The papers hold staff meetings, as in America. They also delight in a scoop and call attention to it with a page 1 box. They have promotion men, and their readers and agents are encouraged to send in complaints and suggestions. They publish a “letters to the editor” column. We all had a good laugh when Editor Ilyichev asked, rather plaintively, if in America eccentric characters called on newspapers.

The newspaper buildings are state-owned and all equipment also belongs to the state. But each paper must make a profit and pay for amortization, rent, and so on. There is little advertising — only a few brief advertisements from theaters and operas, largely an announcement of what is playing. Profit comes from circulation.

Izvestia is the paper of the Soviets, and the editor is elected by the Supreme Council. Pravda is the paper of the Communist Party, and the editor is named by the council of that party. The trade unions appoint the editor of Trud, and so on. Editor Ilyichev was a professor of psychology at Moscow University who was active in politics.

At both offices we were questioned as to the control of the American press by advertisers. On questioning, we learned that the two books they had read on this subject were George Seldes’s Lords of the Press and Upton Sinclair’s Brass Check; they had also read a few pamphlets.

Our reply was that there probably were one or two such papers — at least, two of the Committee members thought they could name them — but that, in the great bulk of the American press, the advertiser asked only that his advertisement bring results; he was not interested in the paper’s politics. The test of a paper’s success is the man with the nickel or the three cents. Readers have confidence in the advertisement because they have confidence in the paper.

We tried to explain, with undetermined success, that many persons read newspapers without bothering about the political opinion of the editorial page. This attitude they could not understand at all. They see few American newspapers and they persist in thinking of them as party papers because the papers often are identified as Republican or Democratic in politics.

When peace really appears, the Soviet papers plan to have more correspondents in America.

There was a farewell dinner with the editors and with Ilya Ehrenburg, gadfly extraordinary, and Mr. Marshak, poet and translator, who was enchanted when I told him I had twice met Robert Frost.

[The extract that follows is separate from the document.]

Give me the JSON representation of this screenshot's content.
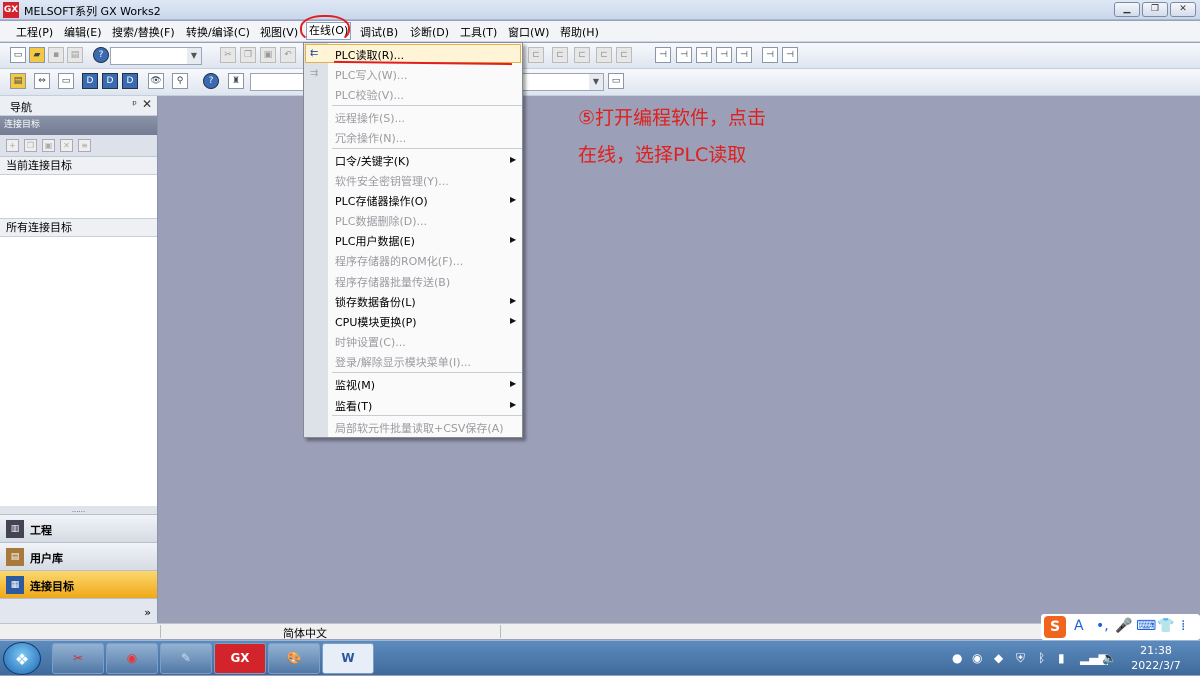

There was a night for the opera. There was time for us to walk about the city, to get a rare tour through the Kremlin, to visit the art galleries, to visit cold, snow-drifted, onion-domed St. Basil’s. There was time to visit the shops, the peasants’ stores, the government special shops with their high prices, the Bolshoi Theater.

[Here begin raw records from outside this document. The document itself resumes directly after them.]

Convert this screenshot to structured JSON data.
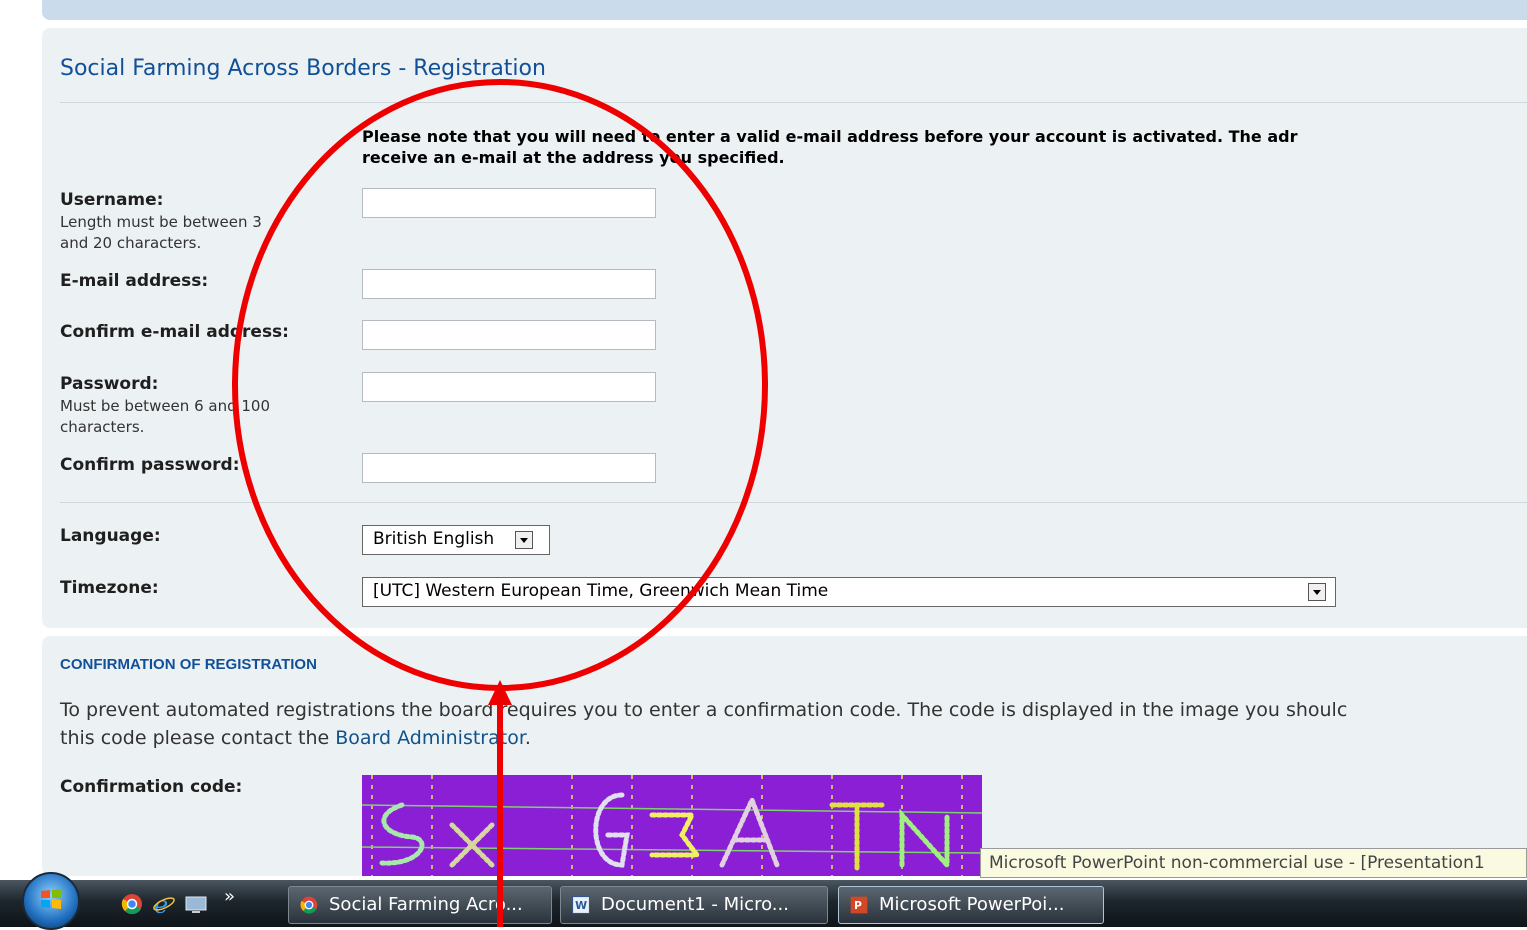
{
  "form": {
    "title": "Social Farming Across Borders - Registration",
    "notice_line1": "Please note that you will need to enter a valid e-mail address before your account is activated. The adr",
    "notice_line2": "receive an e-mail at the address you specified.",
    "username_label": "Username:",
    "username_hint_1": "Length must be between 3",
    "username_hint_2": "and 20 characters.",
    "email_label": "E-mail address:",
    "confirm_email_label": "Confirm e-mail address:",
    "password_label": "Password:",
    "password_hint_1": "Must be between 6 and 100",
    "password_hint_2": "characters.",
    "confirm_password_label": "Confirm password:",
    "language_label": "Language:",
    "language_value": "British English",
    "timezone_label": "Timezone:",
    "timezone_value": "[UTC] Western European Time, Greenwich Mean Time"
  },
  "confirmation": {
    "heading": "CONFIRMATION OF REGISTRATION",
    "text_line1": "To prevent automated registrations the board requires you to enter a confirmation code. The code is displayed in the image you shoulc",
    "text_line2_prefix": "this code please contact the ",
    "admin_link": "Board Administrator",
    "text_line2_suffix": ".",
    "code_label": "Confirmation code:"
  },
  "tooltip": "Microsoft PowerPoint non-commercial use - [Presentation1",
  "taskbar": {
    "items": [
      {
        "label": "Social Farming Acro...",
        "icon": "chrome-icon"
      },
      {
        "label": "Document1 - Micro...",
        "icon": "word-icon"
      },
      {
        "label": "Microsoft PowerPoi...",
        "icon": "powerpoint-icon"
      }
    ],
    "overflow_glyph": "»"
  },
  "annotation": {
    "color": "#ee0000",
    "shapes": [
      "ellipse",
      "arrow"
    ]
  },
  "colors": {
    "panel_bg": "#ecf1f3",
    "link": "#105289",
    "heading": "#115098",
    "captcha_bg": "#8a1fd6"
  }
}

There was time to talk with the newspapermen, with Anna Louise Strong, who is something of a legend; to tramp the streets; to go to the library to see old books on the ballet; to see movies of the capture of Budapest.

Finally, we arose before dawn one morning and went out to the airport. It was cold. There was no carpet on the bucket seats. Cold from the metal seemed to move slowly both ways, up the spine and down the legs.

The pilot flew at 500 feet all the way out of the snow to Astrakhan. We climbed out of the plane into a buffeting wind and walked across the flat, packedclay surface to a small wooden building. We had with us bread and butter and a huge roll of sausage, which we shared with two Soviet passengers, a young Navy CPO who was going home after eighteen months of duty in Moscow, and the two crewmen. One of the Russians believed this food called for vodka and he bought a round. Courtesy called for us to respond. Then the other passenger and the CPO followed suit. Russian glasses are small.

Soon we were back on the plane and flying over the delta of the Volga and over the Caspian Sea. Farmers had burned their fields, and the excited CPO, pressing his nose to the small windows of the C-47 transport, shouted, “My God, they really mean it when they say they scorch the earth! Look at that, will you!”

At Baku we unloaded and jolted along to the Intourist Hotel in a Soviet-made bus. The oil fields were about us and the smell came in through the windows. The night came on as we drove, and when we pulled up to the hotel the moon was silver on the Caspian.